This has been a busy Easter , and I have been involved in readings and the choir in many services in Saint Mary and Saint Giles Church, Stony Stratford, over the past four days.

This week began with Easter Day (31 March 2024). Throughout this week, my morning reflections include the daily Gospel reading, the prayer in the USPG prayer diary, and the prayers in the Collects and Post-Communion Prayer of the day.

Before this day begins, I am taking some quiet time this morning to give thanks for reflection, prayer and reading in these ways:

1, today’s Gospel reading;

2, a prayer from the USPG prayer diary;

3, the Collects and Post-Communion prayer of the day.

Matthew 28: 8-15 (NRSVA):

8 So they left the tomb quickly with fear and great joy, and ran to tell his disciples. 9 Suddenly Jesus met them and said, ‘Greetings!’ And they came to him, took hold of his feet, and worshipped him. 10 Then Jesus said to them, ‘Do not be afraid; go and tell my brothers to go to Galilee; there they will see me.’

11 While they were going, some of the guard went into the city and told the chief priests everything that had happened. 12 After the priests had assembled with the elders, they devised a plan to give a large sum of money to the soldiers, 13 telling them, ‘You must say, “His disciples came by night and stole him away while we were asleep.” 14 If this comes to the governor’s ears, we will satisfy him and keep you out of trouble.’ 15 So they took the money and did as they were directed.
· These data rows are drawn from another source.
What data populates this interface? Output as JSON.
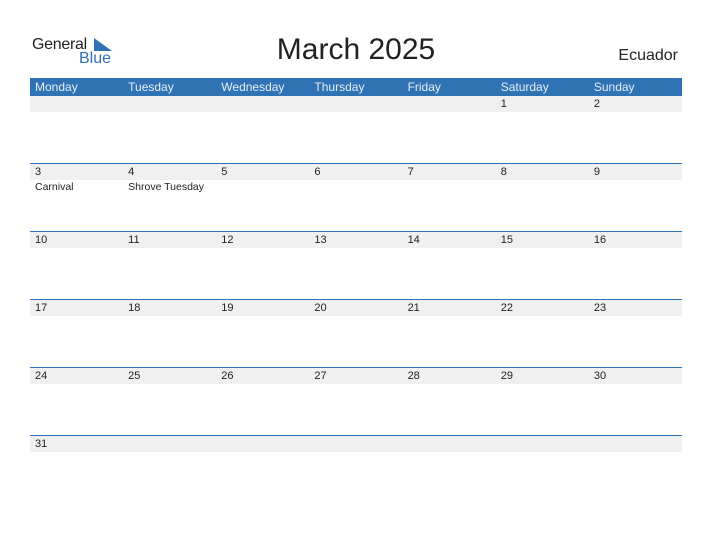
{
  "logo": {
    "general": "General",
    "blue": "Blue"
  },
  "title": "March 2025",
  "country": "Ecuador",
  "colors": {
    "accent": "#2f73b5",
    "row_bg": "#f0f0f0"
  },
  "weekdays": [
    "Monday",
    "Tuesday",
    "Wednesday",
    "Thursday",
    "Friday",
    "Saturday",
    "Sunday"
  ],
  "weeks": [
    {
      "days": [
        "",
        "",
        "",
        "",
        "",
        "1",
        "2"
      ],
      "events": [
        "",
        "",
        "",
        "",
        "",
        "",
        ""
      ]
    },
    {
      "days": [
        "3",
        "4",
        "5",
        "6",
        "7",
        "8",
        "9"
      ],
      "events": [
        "Carnival",
        "Shrove Tuesday",
        "",
        "",
        "",
        "",
        ""
      ]
    },
    {
      "days": [
        "10",
        "11",
        "12",
        "13",
        "14",
        "15",
        "16"
      ],
      "events": [
        "",
        "",
        "",
        "",
        "",
        "",
        ""
      ]
    },
    {
      "days": [
        "17",
        "18",
        "19",
        "20",
        "21",
        "22",
        "23"
      ],
      "events": [
        "",
        "",
        "",
        "",
        "",
        "",
        ""
      ]
    },
    {
      "days": [
        "24",
        "25",
        "26",
        "27",
        "28",
        "29",
        "30"
      ],
      "events": [
        "",
        "",
        "",
        "",
        "",
        "",
        ""
      ]
    },
    {
      "days": [
        "31",
        "",
        "",
        "",
        "",
        "",
        ""
      ],
      "events": [
        "",
        "",
        "",
        "",
        "",
        "",
        ""
      ]
    }
  ]
}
And this story is still told among the Jews to this day.

The Risen Christ greets Mary Magdalene … a window by CE Kempe in Saint John’s Church, Wall, near Lichfield (Photograph: Patrick Comerford)

Today’s Prayers (Monday 1 April 2024, Easter Monay):

The theme this week in ‘Pray With the World Church,’ the Prayer Diary of the Anglican mission agency USPG (United Society Partners in the Gospel), is ‘Easter Day Reflection.’ This theme was introduced yesterday by the Revd Dr Carlton John Turner, USPG Trustee.

The USPG Prayer Diary today (1 April 2024) invites us to pray:

Lord, we pray for the continued renewal of the Church and all Christian communities.

The Collect:

Lord of all life and power,
who through the mighty resurrection of your Son
overcame the old order of sin and death
to make all things new in him:
grant that we, being dead to sin
and alive to you in Jesus Christ,
may reign with him in glory;
to whom with you and the Holy Spirit
be praise and honour, glory and might,
now and in all eternity.

Post Communion Prayer:

God of Life,
who for our redemption gave your only–begotten Son
to the death of the cross,
and by his glorious resurrection
have delivered us from the power of our enemy:
grant us so to die daily to sin,
that we may evermore live with him in the joy of his risen life;
through Jesus Christ our Lord.

Additional Collect:

God of glory,
by the raising of your Son
you have broken the chains of death and hell:
fill your Church with faith and hope;
for a new day has dawned
and the way to life stands open
in our Saviour Jesus Christ.

Yesterday’s reflection

Continued Tomorrow

The Resurrection depicted in a fresco in Analipsi Church in Georgioupoli, Crete (Photograph: Patrick Comerford)

Scripture quotations are from the New Revised Standard Version Bible: Anglicised Edition copyright © 1989, 1995, National Council of the Churches of Christ in the United States of America. Used by permission. All rights reserved worldwide. http://nrsvbibles.org